As a rule international organisations have immunities form host state jurisdiction, defined by a constituent treaty or headquarters agreement. Immunity of international organisations is generally founded on the principle of functional necessity: international organisations need immunity to be able to perform their functions independently. The subsequent practice of the organisation and its member states has interpreted this as an absolute immunity from jurisdiction.
However this practice increasingly causes controversy. Claims against international organizations are brought before national courts by those who allegedly suffer from their activities. In a recent Dutch case three fuel supply companies sued NATO’s military headquarters, SHAPE and JFCB, for alleged non-payment in the amount of $217 million under the fuel supply contracts into which NATO entered to logistically support the military operation in Afghanistan.

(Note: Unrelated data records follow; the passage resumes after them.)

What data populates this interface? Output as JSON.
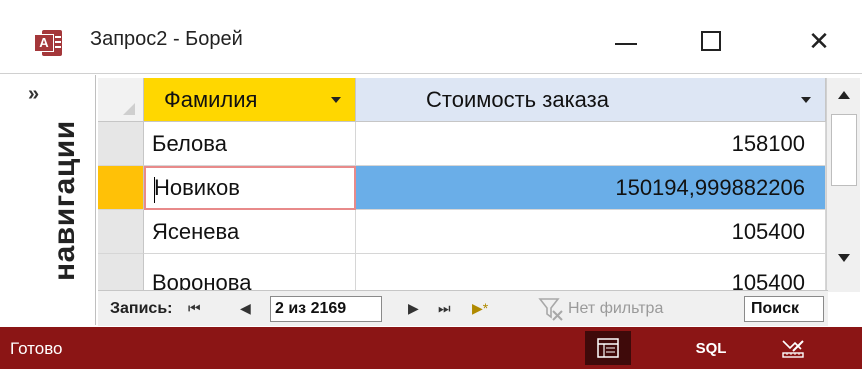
{
  "window": {
    "app_icon": "access-icon",
    "app_icon_letter": "A",
    "title": "Запрос2 - Борей",
    "controls": [
      "minimize-icon",
      "maximize-icon",
      "close-icon"
    ],
    "close_glyph": "✕"
  },
  "nav_pane": {
    "toggle_glyph": "»",
    "label": "навигации"
  },
  "datasheet": {
    "columns": [
      {
        "label": "Фамилия",
        "highlighted": true
      },
      {
        "label": "Стоимость заказа",
        "highlighted": false
      }
    ],
    "rows": [
      {
        "name": "Белова",
        "value": "158100"
      },
      {
        "name": "Новиков",
        "value": "150194,999882206"
      },
      {
        "name": "Ясенева",
        "value": "105400"
      },
      {
        "name": "Воронова",
        "value": "105400"
      }
    ],
    "current_row_index": 1,
    "colors": {
      "header_active": "#ffd700",
      "header_inactive": "#dde6f4",
      "selection": "#6aaee8",
      "record_selector_current": "#ffc107"
    }
  },
  "record_nav": {
    "label": "Запись:",
    "first_glyph": "⏮",
    "prev_glyph": "◀",
    "current": "2 из 2169",
    "next_glyph": "▶",
    "last_glyph": "⏭",
    "new_glyph": "▶*",
    "filter_icon": "filter-off-icon",
    "filter_label": "Нет фильтра",
    "search_label": "Поиск"
  },
  "status_bar": {
    "text": "Готово",
    "views": [
      {
        "name": "datasheet-view",
        "icon": "datasheet-icon",
        "active": true
      },
      {
        "name": "sql-view",
        "label": "SQL",
        "active": false
      },
      {
        "name": "design-view",
        "icon": "design-icon",
        "active": false
      }
    ],
    "color": "#8b1515"
  }
}
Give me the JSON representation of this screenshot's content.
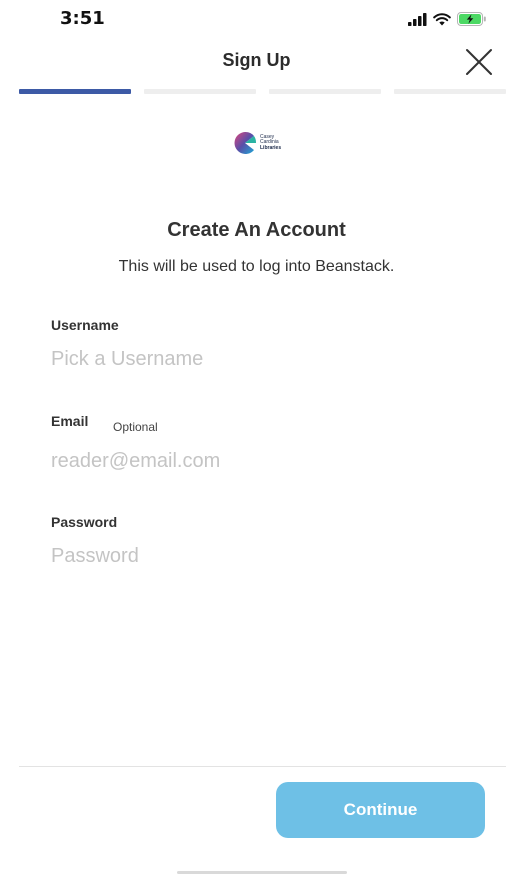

The court held that NATO‘s immunity from execution can have exceptions deriving from customary international law. The immunity will not apply if the property is specifically in use or intended for use by the IO for other than government non-commercial purposes; the IO has expressly agreed to the taking of enforcement measures; and the property has been designated or reserved for the satisfaction of the claim in question (para. 3.12 – 3.14).